Equality Beyond Pay
Adobe Stock Image: Gender equality.
by Katie Juran
posted on 03-31-2020
Today is Equal Pay Day in the United States. The average woman works until this date to earn what the average man earned in the previous year. It’s hard to predict what impact the current job market turmoil from COVID-19 might have this year, but there is no question that women and U.S. people of color face a continued uphill climb when it comes to pay and representation.
At Adobe, we’re proud to have achieved global gender pay parity in October 2018, and we reaffirmed that parity last year. Building on the spirit of fairness and transparency in pay, we have more recently embarked on our next challenge which we call opportunity parity. Opportunity parity examines fairness in promotions and horizontal movement across demographic groups. Equality in the workplace goes well beyond how we’re paid — it’s also about the opportunities we have to move up or move around as we continue to grow in our careers.
This past September we released our first opportunity parity findings for global gender and U.S. race/ethnicity, and we’ve since updated the data for the full fiscal year. We have now done our next phase of analysis, which is examining our geographic regions and our major job segments. We have done this analysis using employee promotion data from the past four fiscal quarters, from quarter two of fiscal year 2019 through the first quarter of fiscal year 2020.
Regional promotion rates
Promotion rates by gender for employees based in Adobe’s major regions over the past four fiscal quarters were the following:
Job segment promotion rates
To examine the dynamic of employees who do different types of roles at Adobe, we grouped employees into three segments based on their individual job codes:
- Technical: Roles that build, document, or support computer software, hardware, or technology infrastructure (aligned with the definition of a technical workforce from AnitaB.org)
- Sales: Roles that are on a sales commission plan and do not qualify as “technical”
- All other: Roles that do not qualify as “technical” or “sales”
We believe this segment approach is the most accurate way to depict our organizational promotion dynamic, because it focuses on like jobs versus internal reporting hierarchies which shift over time.
Promotion rates by gender and U.S. race or ethnicity for employees by job segment over the past four fiscal quarters were the following:
Continuing our journey
While transparency in data is valuable, ultimately our opportunity parity initiative is designed to drive positive change in our organization, and we are using this data to help identify processes we can improve. For example, we’ve re-evaluated how we calculate promotions to make the data as accurate as possible — and we have uncovered gaps in our data process for tracking horizontal movement that we’re addressing this year. As we continue to examine other dimensions, we may find additional areas for focus.
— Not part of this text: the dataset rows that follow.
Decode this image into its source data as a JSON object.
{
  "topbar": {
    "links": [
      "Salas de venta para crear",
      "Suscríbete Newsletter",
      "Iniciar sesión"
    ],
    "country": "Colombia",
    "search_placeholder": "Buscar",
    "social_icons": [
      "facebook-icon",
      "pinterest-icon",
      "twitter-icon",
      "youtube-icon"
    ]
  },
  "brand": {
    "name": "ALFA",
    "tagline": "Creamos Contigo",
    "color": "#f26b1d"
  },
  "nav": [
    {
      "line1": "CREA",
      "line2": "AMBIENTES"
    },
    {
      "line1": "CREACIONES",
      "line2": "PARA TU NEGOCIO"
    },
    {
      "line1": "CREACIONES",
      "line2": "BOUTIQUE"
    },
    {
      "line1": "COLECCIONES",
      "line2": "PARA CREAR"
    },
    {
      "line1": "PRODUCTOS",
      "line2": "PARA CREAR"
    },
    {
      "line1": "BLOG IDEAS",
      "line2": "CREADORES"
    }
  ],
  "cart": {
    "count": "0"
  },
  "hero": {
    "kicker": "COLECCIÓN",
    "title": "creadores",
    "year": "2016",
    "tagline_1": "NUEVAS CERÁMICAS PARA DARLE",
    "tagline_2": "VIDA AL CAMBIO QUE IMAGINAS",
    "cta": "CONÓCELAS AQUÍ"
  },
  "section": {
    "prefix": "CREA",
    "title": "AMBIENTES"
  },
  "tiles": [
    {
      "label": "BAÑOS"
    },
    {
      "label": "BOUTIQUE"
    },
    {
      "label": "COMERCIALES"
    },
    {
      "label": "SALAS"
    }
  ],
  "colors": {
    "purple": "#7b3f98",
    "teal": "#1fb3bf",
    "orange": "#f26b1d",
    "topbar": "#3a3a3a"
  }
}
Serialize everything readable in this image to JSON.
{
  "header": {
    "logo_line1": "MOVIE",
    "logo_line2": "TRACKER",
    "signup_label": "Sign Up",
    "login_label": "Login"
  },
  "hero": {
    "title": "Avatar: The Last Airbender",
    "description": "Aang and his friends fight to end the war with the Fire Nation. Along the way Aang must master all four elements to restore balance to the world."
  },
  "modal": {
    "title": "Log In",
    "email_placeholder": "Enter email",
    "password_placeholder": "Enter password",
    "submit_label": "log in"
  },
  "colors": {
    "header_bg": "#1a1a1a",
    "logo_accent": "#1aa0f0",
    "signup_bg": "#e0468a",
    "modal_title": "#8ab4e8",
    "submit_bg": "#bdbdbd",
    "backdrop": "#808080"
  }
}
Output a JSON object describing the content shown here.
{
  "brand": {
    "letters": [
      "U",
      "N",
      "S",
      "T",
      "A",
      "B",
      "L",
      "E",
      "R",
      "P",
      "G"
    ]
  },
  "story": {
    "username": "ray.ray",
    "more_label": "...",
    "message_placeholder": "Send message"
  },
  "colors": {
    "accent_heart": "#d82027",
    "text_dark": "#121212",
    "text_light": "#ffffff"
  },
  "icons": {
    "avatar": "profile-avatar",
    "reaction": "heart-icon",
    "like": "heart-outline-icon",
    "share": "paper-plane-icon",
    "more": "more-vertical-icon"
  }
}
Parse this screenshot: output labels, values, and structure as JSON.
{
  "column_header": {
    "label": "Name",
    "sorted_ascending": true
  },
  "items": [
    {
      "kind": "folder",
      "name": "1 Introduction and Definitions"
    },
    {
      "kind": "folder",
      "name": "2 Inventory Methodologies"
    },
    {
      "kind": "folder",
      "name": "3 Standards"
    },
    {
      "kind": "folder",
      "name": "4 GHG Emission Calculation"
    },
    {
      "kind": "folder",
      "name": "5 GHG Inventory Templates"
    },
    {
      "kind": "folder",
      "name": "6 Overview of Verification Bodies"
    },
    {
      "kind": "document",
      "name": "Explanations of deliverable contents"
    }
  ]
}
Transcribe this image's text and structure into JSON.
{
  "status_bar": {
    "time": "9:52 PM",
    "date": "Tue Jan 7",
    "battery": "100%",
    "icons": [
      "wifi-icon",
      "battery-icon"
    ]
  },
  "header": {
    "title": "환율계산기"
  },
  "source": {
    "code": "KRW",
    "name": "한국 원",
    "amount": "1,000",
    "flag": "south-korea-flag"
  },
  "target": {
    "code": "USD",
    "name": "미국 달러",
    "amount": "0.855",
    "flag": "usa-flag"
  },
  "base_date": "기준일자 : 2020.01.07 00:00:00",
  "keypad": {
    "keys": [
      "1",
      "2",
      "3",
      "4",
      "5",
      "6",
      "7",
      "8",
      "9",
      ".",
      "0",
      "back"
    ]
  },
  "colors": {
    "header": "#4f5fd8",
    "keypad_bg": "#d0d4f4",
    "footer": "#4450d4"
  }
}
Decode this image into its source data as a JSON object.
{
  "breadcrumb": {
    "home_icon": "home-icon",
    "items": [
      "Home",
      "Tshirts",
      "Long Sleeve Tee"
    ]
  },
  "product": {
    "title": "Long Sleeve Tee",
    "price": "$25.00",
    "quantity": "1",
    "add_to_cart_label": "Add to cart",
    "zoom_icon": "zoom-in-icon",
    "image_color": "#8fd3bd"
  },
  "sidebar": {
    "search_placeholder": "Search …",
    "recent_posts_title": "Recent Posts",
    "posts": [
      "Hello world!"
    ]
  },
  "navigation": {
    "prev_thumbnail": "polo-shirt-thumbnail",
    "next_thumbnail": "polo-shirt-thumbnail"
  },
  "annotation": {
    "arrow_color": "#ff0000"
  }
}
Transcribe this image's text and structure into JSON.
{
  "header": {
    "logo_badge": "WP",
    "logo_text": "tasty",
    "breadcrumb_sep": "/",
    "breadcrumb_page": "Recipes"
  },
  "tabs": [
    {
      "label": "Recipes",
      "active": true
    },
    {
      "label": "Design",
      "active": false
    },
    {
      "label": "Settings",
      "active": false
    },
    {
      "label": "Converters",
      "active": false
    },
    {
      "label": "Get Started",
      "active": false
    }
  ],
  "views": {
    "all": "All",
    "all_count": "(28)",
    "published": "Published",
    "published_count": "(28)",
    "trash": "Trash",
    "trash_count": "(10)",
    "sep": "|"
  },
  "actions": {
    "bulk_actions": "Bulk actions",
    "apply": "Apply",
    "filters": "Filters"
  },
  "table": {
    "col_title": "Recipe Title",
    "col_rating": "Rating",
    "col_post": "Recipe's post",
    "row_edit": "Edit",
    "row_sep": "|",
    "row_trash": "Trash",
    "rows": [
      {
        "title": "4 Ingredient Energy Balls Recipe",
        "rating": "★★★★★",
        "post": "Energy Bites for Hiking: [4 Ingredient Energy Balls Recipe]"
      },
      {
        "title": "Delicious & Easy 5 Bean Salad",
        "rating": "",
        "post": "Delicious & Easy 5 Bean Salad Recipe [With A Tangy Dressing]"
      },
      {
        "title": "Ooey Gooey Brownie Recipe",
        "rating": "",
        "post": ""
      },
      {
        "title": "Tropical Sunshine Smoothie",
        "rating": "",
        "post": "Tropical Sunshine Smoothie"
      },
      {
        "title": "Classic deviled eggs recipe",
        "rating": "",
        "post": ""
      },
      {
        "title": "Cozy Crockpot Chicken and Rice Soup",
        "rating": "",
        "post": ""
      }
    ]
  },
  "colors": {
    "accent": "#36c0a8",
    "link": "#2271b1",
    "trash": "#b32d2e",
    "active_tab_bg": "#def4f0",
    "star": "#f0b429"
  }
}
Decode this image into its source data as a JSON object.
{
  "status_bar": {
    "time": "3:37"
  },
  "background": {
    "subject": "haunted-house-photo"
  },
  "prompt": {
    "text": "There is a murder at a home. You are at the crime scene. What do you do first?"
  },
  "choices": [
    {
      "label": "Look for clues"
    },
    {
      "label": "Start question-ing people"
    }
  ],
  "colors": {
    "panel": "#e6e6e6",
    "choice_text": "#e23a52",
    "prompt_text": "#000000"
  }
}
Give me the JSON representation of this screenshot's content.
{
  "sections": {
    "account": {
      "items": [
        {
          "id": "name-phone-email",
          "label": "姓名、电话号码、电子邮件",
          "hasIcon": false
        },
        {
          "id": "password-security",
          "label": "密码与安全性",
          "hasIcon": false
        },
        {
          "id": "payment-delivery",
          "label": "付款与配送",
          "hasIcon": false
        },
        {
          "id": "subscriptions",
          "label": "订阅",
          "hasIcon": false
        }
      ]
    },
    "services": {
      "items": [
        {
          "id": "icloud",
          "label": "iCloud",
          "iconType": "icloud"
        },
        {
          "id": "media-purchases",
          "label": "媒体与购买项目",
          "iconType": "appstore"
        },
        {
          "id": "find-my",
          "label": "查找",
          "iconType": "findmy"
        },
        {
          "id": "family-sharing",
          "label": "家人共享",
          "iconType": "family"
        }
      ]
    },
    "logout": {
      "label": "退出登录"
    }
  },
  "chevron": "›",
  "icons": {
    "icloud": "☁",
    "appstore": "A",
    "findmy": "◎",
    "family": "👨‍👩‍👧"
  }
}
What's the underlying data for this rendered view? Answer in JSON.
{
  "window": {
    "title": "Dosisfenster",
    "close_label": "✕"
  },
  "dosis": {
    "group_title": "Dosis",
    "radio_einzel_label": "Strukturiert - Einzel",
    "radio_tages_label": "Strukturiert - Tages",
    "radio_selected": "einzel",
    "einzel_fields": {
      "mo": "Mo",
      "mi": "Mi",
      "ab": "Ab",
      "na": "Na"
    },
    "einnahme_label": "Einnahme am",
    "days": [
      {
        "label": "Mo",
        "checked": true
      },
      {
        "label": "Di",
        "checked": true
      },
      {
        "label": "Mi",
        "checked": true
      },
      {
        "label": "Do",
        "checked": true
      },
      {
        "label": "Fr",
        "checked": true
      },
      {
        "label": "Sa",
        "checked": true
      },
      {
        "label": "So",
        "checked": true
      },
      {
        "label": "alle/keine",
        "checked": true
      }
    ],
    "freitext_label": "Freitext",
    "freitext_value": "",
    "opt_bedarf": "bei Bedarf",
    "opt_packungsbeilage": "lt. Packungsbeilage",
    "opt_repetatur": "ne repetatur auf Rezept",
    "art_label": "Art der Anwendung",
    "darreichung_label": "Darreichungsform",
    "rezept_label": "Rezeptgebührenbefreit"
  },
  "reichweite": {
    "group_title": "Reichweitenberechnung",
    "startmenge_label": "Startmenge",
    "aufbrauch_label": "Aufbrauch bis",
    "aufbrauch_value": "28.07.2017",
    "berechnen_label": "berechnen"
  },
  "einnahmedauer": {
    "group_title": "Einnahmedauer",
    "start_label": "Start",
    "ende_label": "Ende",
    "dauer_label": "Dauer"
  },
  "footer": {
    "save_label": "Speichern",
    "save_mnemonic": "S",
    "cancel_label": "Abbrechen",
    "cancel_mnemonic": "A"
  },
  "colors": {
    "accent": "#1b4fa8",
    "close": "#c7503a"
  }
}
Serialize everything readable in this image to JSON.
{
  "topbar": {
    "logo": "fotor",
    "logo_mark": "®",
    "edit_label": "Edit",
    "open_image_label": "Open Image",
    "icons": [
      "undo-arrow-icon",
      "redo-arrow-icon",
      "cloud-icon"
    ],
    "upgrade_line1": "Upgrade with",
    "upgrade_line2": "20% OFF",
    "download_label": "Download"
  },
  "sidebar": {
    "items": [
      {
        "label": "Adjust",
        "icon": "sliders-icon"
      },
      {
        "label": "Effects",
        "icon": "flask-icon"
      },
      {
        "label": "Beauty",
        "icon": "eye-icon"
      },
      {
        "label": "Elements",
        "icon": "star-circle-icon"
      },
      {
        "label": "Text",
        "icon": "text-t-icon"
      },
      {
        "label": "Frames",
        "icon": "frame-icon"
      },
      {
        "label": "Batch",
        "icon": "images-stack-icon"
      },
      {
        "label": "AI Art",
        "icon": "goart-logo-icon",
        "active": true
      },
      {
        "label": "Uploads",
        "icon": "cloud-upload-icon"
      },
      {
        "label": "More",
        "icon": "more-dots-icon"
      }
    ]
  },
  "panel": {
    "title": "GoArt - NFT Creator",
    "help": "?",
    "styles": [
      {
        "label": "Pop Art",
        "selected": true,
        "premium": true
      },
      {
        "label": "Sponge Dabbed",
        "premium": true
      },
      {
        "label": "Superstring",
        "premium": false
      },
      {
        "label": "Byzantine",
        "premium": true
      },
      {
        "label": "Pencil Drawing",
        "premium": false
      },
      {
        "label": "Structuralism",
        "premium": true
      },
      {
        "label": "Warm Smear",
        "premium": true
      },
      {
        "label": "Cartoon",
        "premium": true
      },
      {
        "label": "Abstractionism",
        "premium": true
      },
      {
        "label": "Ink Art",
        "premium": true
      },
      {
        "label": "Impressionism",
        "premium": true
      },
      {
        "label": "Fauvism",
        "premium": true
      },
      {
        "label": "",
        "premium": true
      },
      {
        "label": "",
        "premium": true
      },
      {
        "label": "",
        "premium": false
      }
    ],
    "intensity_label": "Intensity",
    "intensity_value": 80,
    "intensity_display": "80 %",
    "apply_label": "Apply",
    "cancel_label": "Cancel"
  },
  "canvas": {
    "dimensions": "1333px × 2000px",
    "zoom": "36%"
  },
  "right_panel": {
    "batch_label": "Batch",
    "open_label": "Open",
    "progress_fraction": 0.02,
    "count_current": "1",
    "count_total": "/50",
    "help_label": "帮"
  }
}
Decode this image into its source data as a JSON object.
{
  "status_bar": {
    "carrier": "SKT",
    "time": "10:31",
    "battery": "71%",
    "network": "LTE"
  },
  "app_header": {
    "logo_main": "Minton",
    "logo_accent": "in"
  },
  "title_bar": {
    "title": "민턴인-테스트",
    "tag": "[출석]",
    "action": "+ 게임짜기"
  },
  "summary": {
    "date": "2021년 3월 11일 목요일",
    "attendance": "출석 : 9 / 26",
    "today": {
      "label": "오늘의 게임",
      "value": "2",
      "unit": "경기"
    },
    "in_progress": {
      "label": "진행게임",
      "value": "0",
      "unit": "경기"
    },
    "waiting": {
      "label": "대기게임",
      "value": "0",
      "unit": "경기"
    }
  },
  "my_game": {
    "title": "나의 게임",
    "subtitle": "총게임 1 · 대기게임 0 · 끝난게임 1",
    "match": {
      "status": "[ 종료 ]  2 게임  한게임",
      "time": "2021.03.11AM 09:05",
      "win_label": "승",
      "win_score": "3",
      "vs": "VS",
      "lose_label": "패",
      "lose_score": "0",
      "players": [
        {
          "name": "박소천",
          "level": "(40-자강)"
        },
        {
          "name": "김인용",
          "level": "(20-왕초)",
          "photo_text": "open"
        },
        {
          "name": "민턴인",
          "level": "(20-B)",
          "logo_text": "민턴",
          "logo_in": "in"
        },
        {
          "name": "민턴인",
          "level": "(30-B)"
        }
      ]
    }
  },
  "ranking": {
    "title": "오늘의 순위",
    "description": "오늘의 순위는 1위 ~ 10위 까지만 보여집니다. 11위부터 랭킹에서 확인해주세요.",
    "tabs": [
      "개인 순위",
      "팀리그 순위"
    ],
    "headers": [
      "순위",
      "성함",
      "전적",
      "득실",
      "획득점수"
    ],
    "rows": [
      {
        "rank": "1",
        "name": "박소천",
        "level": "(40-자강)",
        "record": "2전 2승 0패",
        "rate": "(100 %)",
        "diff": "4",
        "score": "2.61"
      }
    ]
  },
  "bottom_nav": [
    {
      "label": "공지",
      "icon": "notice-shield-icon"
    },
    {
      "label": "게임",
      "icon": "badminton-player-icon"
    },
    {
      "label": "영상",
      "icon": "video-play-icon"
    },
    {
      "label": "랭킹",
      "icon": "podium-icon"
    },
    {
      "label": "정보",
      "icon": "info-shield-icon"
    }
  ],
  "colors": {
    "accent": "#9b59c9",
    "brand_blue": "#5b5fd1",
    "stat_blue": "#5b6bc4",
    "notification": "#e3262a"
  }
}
More than anything, however, we feel that driving this conversation internally is raising awareness and influencing behaviors without any formal mandates.
Everyone valuing equality and working toward achieving it every day is the key to change — whether it’s in pay, opportunity, or any other dimension that matters deeply to employees.
Promotion rates were calculated by counting the number of employees who were promoted during the time period, divided by average headcount for the time period.
An employee is counted as having a promotion if they move up to a higher job level (most common); move from a job where they track their work hours to one where they do not track their work hours; or move from an individual contributor job to a people manager job.
Only employees with self-disclosed gender and race/ethnicity information were included in the analysis.
Topics: Diversity & Inclusion, Community